Of very great interest is the light thrown by this work on the character and activities of Wilson. In general it may be said that his reputation will be much diminished if the thesis running through the volumes is maintained—that a great part of all said and done by the president was first suggested by House and brought to pass by his arrangement. The reviewer understands there is already much questioning of this by others who worked with Wilson. Further, that some now living are astonished to find what they thought they conceived and elaborated here attributed to conceptions of the genial colonel. The reviewer believes that the general ascription in these volumes of important matters to House rests not so much upon his own papers —of which the books mostly consist—but on the numerous summaries and additions which the editor has interspersed. They themselves are so important that often the absence of further relevant confirmatory documentary evidence is a most unfortunate omission.

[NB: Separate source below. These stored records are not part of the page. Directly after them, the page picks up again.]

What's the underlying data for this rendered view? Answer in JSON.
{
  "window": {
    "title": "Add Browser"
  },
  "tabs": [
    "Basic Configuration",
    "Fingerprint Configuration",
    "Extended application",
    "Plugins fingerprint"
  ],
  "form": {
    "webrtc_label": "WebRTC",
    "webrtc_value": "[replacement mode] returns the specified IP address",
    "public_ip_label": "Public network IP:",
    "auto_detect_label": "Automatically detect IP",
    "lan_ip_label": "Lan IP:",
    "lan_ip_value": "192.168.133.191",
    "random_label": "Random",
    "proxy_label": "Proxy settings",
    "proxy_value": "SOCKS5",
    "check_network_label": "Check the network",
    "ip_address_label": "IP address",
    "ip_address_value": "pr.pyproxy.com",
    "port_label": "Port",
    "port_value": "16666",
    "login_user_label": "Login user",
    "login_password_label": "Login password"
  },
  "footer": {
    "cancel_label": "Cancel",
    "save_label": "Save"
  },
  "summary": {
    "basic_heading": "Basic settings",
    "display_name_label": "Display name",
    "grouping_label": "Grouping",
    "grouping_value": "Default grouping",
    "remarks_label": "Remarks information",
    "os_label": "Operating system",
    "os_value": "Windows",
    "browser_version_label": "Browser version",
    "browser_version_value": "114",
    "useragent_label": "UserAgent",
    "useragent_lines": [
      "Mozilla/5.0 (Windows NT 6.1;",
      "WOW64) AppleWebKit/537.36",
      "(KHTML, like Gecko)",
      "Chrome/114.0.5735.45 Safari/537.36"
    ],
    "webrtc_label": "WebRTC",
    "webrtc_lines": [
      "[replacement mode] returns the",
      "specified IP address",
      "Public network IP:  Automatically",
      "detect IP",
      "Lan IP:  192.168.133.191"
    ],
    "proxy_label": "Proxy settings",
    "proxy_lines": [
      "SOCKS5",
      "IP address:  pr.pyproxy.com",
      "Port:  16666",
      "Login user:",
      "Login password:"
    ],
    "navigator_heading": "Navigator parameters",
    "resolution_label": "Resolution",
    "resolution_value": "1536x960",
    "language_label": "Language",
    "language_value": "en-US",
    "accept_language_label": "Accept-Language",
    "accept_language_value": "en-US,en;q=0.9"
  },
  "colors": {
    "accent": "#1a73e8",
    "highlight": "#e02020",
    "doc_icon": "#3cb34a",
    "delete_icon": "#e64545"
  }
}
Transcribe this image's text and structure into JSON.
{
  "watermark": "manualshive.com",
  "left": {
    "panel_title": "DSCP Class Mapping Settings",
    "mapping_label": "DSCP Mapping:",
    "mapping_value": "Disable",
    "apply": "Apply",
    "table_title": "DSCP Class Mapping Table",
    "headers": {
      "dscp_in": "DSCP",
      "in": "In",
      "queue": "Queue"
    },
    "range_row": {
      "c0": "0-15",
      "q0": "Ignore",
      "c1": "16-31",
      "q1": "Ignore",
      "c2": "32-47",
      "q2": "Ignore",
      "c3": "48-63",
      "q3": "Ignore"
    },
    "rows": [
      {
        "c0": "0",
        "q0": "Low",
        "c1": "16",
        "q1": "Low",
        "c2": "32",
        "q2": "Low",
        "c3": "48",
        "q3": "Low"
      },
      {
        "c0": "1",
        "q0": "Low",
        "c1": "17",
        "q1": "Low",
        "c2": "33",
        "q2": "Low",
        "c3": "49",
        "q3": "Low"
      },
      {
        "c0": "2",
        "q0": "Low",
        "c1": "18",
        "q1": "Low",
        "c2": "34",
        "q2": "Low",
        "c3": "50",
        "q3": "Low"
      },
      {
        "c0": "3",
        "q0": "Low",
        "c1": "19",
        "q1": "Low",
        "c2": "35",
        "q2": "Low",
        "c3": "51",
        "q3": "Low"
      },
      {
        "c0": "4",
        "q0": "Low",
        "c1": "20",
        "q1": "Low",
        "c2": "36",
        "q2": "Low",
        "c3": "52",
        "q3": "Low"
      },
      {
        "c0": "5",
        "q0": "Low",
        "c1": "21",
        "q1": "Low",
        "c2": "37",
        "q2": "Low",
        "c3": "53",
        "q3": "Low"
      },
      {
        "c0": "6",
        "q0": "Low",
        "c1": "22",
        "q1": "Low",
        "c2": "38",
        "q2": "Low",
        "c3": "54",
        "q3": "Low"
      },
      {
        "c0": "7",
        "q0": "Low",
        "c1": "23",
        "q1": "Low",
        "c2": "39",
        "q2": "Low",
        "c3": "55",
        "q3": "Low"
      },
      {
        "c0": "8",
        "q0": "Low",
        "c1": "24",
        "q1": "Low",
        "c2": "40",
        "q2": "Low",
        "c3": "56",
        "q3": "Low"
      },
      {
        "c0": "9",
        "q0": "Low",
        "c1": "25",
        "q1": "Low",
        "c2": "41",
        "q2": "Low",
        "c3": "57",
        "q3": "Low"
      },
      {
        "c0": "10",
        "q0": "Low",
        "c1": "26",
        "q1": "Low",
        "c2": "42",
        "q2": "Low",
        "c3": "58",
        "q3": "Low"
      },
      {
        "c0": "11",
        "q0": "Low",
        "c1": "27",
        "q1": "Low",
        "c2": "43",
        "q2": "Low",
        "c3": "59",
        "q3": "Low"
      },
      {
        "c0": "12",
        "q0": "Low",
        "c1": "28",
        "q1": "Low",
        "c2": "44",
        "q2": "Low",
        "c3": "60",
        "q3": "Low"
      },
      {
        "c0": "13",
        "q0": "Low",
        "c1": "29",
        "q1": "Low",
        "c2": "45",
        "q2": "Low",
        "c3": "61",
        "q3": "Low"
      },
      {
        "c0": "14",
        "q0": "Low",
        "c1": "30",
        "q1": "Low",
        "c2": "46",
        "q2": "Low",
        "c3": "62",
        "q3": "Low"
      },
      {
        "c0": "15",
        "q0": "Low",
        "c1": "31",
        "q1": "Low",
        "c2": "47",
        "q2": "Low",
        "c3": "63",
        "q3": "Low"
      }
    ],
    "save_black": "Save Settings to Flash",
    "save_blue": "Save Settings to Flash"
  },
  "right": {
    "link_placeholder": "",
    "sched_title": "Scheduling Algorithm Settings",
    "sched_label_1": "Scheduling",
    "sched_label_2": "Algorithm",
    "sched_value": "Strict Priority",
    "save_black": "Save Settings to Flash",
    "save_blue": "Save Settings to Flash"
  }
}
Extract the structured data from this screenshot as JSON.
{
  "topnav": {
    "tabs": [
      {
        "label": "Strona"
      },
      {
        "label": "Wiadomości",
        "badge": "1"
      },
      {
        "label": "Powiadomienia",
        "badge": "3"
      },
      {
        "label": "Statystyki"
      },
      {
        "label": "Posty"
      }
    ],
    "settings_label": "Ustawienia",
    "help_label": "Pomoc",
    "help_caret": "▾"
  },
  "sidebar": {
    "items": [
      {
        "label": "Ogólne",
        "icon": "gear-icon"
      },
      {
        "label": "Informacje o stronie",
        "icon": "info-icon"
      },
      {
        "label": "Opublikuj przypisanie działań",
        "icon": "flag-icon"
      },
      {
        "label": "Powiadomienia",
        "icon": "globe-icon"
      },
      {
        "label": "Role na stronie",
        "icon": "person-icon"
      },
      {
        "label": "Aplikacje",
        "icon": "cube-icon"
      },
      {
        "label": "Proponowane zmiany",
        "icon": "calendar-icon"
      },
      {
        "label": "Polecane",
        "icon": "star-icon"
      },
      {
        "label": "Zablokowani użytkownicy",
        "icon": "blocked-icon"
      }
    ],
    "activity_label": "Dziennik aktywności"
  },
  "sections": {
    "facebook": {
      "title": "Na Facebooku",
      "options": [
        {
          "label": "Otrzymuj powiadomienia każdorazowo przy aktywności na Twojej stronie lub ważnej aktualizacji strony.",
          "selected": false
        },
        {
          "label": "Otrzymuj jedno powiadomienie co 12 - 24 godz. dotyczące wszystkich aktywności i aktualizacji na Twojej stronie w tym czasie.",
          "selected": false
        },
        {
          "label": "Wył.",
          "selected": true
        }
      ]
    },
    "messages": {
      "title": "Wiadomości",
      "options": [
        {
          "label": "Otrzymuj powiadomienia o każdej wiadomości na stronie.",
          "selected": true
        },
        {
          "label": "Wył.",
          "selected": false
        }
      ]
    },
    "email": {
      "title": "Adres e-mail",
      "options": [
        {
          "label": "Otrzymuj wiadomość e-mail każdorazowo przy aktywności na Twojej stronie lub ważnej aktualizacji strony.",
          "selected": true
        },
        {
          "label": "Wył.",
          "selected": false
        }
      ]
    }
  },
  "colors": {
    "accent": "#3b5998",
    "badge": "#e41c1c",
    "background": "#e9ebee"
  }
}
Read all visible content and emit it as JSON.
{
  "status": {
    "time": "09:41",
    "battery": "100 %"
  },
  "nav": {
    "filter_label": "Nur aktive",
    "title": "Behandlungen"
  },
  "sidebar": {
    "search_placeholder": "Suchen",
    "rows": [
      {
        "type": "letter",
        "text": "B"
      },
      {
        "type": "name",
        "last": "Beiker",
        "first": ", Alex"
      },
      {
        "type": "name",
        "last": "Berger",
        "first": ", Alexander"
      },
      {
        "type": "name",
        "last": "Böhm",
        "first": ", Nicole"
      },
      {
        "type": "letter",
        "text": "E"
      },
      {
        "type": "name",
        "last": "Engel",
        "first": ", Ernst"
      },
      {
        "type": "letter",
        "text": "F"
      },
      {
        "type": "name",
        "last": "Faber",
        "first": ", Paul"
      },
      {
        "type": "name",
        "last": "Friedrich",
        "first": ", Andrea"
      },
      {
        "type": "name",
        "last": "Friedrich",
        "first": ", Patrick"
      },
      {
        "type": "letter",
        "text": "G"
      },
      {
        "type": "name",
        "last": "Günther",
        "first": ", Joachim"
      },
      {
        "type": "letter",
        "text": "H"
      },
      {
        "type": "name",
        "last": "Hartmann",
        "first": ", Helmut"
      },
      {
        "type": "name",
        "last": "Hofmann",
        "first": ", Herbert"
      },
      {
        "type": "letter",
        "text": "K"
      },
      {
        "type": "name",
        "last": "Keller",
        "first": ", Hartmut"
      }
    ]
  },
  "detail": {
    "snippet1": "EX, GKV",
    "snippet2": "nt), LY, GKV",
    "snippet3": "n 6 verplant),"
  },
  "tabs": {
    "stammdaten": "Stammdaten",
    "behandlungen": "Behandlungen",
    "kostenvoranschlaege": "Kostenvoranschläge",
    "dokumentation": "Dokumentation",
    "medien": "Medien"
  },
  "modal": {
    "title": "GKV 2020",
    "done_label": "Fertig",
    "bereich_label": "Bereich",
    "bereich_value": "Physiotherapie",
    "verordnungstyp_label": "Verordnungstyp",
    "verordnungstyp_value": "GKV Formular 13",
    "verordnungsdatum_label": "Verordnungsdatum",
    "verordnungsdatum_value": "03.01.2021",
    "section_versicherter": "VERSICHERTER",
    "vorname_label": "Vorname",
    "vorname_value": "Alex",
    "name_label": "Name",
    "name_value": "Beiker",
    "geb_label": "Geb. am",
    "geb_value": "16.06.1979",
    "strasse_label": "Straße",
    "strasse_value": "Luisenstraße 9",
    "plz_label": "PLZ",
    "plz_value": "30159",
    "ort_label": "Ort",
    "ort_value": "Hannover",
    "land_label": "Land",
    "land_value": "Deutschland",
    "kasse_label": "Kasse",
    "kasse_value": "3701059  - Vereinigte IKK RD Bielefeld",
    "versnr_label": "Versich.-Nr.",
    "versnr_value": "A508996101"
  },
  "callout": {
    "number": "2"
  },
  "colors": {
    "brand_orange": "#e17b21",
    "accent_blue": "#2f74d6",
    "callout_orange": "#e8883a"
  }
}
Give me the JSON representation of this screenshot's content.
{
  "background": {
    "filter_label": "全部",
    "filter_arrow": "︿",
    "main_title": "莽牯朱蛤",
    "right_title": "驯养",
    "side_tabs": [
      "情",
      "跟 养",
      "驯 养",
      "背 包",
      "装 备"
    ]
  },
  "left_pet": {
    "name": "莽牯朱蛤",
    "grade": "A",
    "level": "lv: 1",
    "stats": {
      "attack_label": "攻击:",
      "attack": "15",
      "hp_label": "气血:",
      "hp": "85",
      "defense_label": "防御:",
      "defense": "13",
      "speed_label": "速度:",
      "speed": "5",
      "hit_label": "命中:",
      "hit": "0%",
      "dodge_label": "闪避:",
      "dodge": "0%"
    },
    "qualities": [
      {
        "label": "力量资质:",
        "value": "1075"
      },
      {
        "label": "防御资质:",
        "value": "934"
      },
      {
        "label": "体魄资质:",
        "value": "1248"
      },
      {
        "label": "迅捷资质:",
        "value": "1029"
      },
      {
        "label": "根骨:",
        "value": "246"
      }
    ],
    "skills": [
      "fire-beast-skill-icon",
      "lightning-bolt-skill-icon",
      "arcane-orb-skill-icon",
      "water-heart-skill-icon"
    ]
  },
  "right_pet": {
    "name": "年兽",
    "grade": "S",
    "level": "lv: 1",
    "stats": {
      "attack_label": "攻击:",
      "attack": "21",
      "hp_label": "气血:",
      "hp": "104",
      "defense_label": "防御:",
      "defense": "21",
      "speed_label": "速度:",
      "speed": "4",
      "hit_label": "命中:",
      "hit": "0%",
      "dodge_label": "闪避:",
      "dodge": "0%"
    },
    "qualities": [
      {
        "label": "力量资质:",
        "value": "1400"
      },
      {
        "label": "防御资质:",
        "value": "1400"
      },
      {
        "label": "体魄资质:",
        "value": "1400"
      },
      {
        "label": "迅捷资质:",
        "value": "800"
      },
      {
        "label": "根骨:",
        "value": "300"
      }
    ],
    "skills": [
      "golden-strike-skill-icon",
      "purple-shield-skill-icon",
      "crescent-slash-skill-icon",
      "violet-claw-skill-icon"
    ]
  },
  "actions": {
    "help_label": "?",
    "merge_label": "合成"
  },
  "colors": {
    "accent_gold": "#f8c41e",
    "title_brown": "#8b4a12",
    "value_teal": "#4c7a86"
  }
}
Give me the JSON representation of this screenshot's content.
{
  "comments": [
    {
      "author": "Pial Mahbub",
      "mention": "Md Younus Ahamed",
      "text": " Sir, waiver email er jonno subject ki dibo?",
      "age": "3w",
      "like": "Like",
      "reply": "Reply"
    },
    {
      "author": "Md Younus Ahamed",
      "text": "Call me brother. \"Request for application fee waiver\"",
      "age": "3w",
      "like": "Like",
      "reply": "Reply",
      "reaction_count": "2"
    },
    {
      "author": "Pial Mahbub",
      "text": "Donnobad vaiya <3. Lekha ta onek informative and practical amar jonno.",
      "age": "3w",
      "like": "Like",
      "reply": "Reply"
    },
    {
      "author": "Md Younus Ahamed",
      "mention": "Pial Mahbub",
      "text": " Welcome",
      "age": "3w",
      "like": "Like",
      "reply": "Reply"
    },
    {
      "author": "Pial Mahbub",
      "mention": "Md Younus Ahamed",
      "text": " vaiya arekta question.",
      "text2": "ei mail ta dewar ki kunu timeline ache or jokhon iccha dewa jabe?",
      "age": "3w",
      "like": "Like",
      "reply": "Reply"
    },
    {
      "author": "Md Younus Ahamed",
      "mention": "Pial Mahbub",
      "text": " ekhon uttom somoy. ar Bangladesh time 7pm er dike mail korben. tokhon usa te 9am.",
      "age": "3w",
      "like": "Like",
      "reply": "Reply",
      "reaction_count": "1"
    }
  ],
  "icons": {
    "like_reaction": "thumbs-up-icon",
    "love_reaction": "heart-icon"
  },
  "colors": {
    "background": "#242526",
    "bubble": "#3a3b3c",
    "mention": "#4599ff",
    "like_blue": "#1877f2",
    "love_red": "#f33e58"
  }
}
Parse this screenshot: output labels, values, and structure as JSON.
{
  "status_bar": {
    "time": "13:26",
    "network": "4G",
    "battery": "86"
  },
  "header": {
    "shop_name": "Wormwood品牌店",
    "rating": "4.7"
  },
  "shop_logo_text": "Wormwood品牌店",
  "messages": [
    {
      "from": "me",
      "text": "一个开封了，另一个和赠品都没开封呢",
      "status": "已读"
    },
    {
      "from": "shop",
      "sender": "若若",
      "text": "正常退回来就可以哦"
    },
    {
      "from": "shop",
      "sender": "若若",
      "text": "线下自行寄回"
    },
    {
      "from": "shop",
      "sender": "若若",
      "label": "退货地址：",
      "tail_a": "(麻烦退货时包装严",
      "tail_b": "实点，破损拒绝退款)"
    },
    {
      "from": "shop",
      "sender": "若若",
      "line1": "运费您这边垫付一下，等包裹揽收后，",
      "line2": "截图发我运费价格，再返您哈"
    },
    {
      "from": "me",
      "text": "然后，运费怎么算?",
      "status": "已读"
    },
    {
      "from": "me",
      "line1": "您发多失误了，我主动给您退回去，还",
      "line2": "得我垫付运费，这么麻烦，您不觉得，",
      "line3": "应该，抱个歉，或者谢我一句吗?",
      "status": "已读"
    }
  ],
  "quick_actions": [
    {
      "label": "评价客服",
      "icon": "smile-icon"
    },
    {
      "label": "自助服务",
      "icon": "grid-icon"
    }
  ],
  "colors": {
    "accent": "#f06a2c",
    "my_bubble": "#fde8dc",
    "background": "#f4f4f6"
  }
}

Among the numerous and repeated affectionate, laudatory opinions of Wilson by House, these also occur: “He ‘dodges trouble.’ Let me put something up to him that is disagreeable and I have great difficulty in getting him to meet it” (1915). “We both,” he wrote of Lansing and himself in 1916, “believe the President will be exceedingly reluctant to back up his own threats.” In January, 1917, Wilson told him: “There will be no war. This country does not intend to become involved in this war.” Shortly before, House had written in his diary: “We are on the verge of war, and not a move is being taken in the direction of immediate preparation . . . I am convinced that the President’s place in history is dependent to a large degree upon luck.” Almost to the end before he decided on war, Wilson remained uncertain.